Both of them have turned their love of the great outdoors into a family bonding experience. Smith enjoys hunting deer and dove, while Whitaker has a wider range of quarry, also hunting ducks, rabbits and squirrel. “A lot of people think you’re crazy, just sitting there out in the cold,” Smith says. “But I like it, just to get away from everything. I might sit there for six hours and not see anything, but it is just so peaceful.”
The sights and sounds of the wilderness are a sensory escape from the humdrum daily life, he says.
Whitaker appreciates the solitude now, even if he wasn’t patient enough for deer hunting earlier in his life. “When I was younger, I would just duck hunt because you can talk and move,” he says. “I finally have enough of an attention span and patience to sit there waiting for deer.
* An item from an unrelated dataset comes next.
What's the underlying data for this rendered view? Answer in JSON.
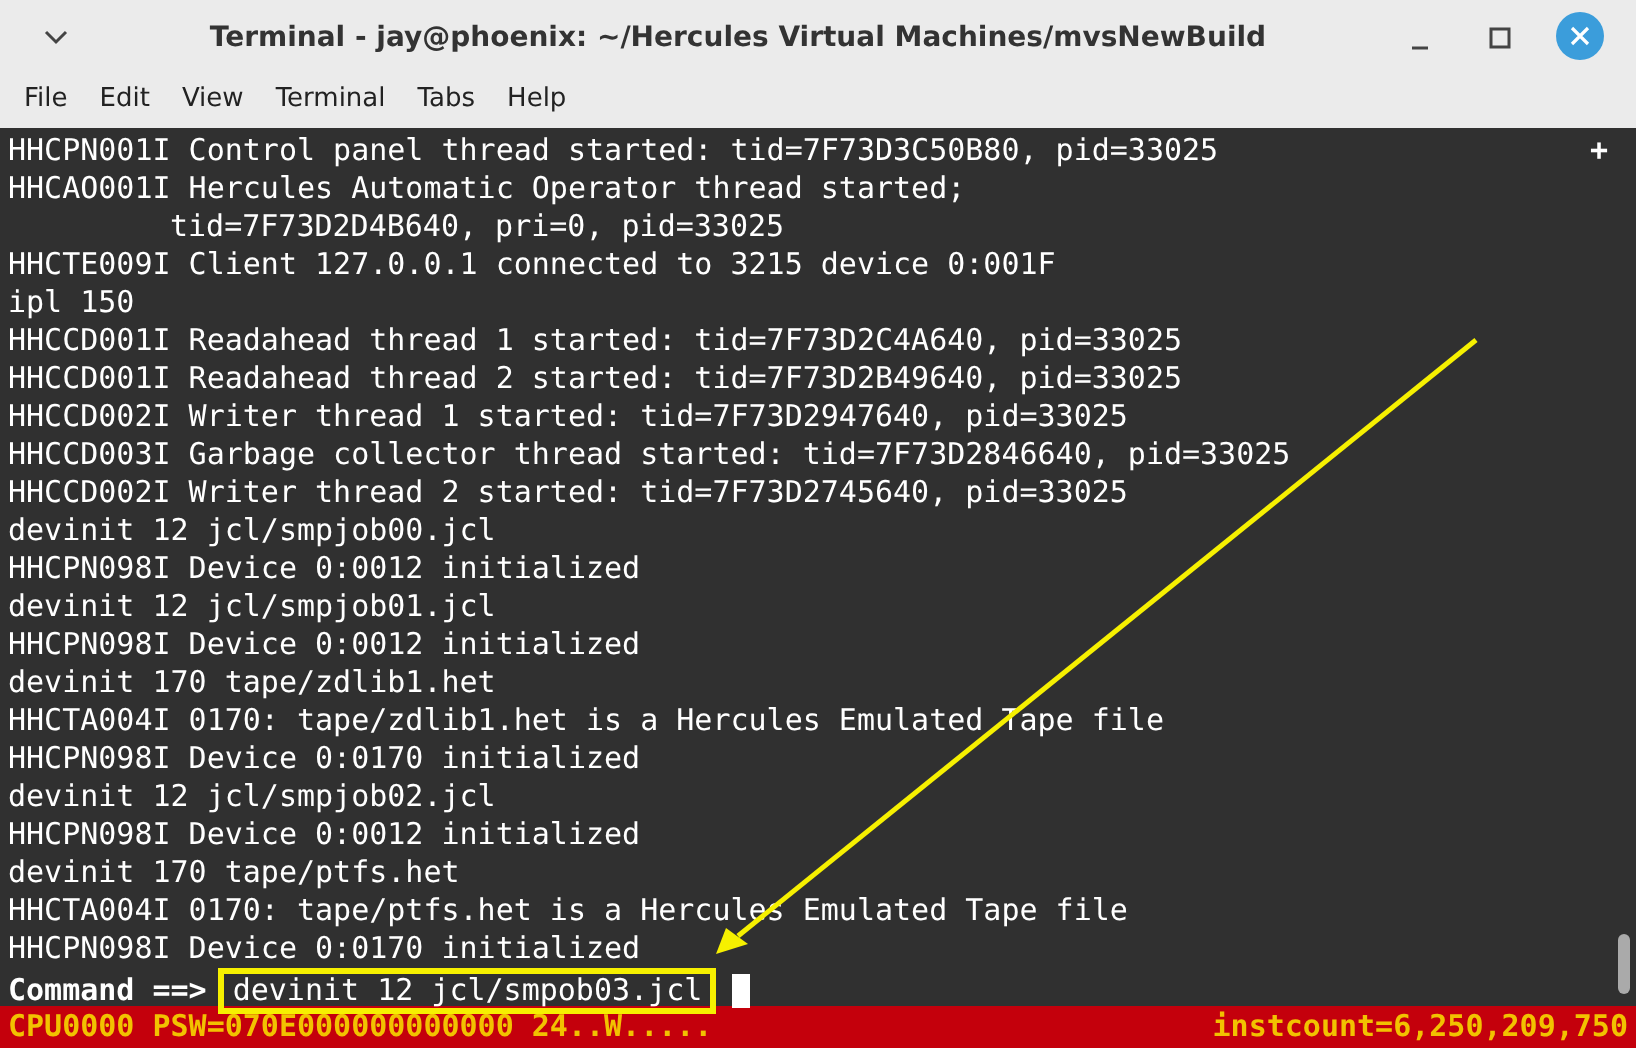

It just gets your mind off everything and you really see what God has created for us to enjoy.”
Passed down to the next generation
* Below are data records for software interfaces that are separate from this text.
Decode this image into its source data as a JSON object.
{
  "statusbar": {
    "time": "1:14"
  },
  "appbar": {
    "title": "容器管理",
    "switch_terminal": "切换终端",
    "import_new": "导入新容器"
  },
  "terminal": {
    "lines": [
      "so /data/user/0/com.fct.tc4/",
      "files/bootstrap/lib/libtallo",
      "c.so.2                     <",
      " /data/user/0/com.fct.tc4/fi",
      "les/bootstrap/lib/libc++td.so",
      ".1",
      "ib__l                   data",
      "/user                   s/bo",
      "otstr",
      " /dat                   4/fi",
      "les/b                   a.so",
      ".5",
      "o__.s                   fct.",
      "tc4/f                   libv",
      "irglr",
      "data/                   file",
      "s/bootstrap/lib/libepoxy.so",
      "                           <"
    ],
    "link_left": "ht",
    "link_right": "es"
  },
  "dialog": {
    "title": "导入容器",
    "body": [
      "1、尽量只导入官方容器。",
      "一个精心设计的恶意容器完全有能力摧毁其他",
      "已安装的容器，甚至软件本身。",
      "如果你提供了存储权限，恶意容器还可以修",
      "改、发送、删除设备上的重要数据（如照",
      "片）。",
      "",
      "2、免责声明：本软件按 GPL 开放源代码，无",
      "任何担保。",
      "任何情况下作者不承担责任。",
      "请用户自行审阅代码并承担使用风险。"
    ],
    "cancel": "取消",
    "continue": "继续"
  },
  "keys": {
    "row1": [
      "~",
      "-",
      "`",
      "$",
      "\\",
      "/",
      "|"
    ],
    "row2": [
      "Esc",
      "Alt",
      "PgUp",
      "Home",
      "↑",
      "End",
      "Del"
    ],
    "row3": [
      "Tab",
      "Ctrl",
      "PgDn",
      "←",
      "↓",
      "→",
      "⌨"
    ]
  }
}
Smith fished in bass tournaments every weekend for more than 15 years but now alternates fishing with hunting trips.
For the past four years, Smith has taken his 10-year-old son, Austin, along on hunting trips. “He really likes it,” the proud father says. “It’s a good time for the two of us to enjoy time together. We’ll just sit there and talk. He will ask me about things from the past, and I will tell him about the things he needs to be doing now and in the future.”
As a parent and a little league coach, Smith preaches the importance of safety to children. Taking heed of those lessons becomes more important when they are climbing into a tree stand or handling a rifle.
Smith usually averages one prized deer each season. Over the years, he has mounted three of his best for display at home, ranging from eight- to ten-point antler racks. Austin has even nabbed a six-point buck on one occasion. “Even if I didn’t kill another animal for the rest of my life, I would be happy as long as I am able to see my son do it,” says Smith. “Just watching the expressions on his face, it just tickles me.”
Whitaker’s daughters — 13-year-old Olivia, 11-year-old Ella and 6-year-old Ava — have been fishing with their father many times, and he’s taken the older ones hunting a time or two. “We are just now starting to hunt,” says Whitaker. “Hunting takes more patience, so you have to wait until the kids get a little older.”
Ava will take her first hunting trip with her father this season. “The last two or three years, I’ve also taken a few area kids duck hunting on youth days,” says Whitaker, who believes that all youth should experience hunting at least once.
Hunting is an exhilarating and affordable hobby with a decent rifle and scope ranging from $300-$500.
Both men agree that avid sportsmen like their toys, and some invest a small fortune in the sport, purchasing expensive camouflage gear or building elaborate duck blinds. Add the expense of joining a hunt club, and the sport can become really expensive.
Smith has used the same Remington 270 for the past 20 years. It’s the only one he has ever hunted with and will eventually be passed down to his son in a few years. Smith has his sights set on a bigger caliber rifle to allow larger game hunts, like elk or moose in Northern states.
Whitaker and Smith are both fond of hunting in the New Hope area, which allows each frequent opportunities to enjoy their sport. Whitaker prefers hunting on his 400-acre family farm, seeking ducks in the mornings and switching to deer in the evenings. As a youngster, his father would only allow others to hunt on his property if they would take his son with them.
“My uncle Kylen Cloer was a police officer, and he taught me how to handle a weapon and to be safe with it,” Whitaker says. At age 11 he received a Western Field 12-gauge shotgun, that he still owns.
At the end of the day, both men say it’s not the gear or even the kill that makes the sport worthwhile. In some ways, a simple and old-fashioned hunt with family may be the most memorable.
“My grandpa was one of the best hunters I knew,” Smith says. “He’d go out there in a red t-shirt and pair of blue jeans and wind up coming back with two or three deer.”
Checking hunting dates and regulations is vital before heading to the woods. The state’s website is a great resource and even has online applications for hunting and fishing licenses at www.dcnr.state.al.us/hunting/.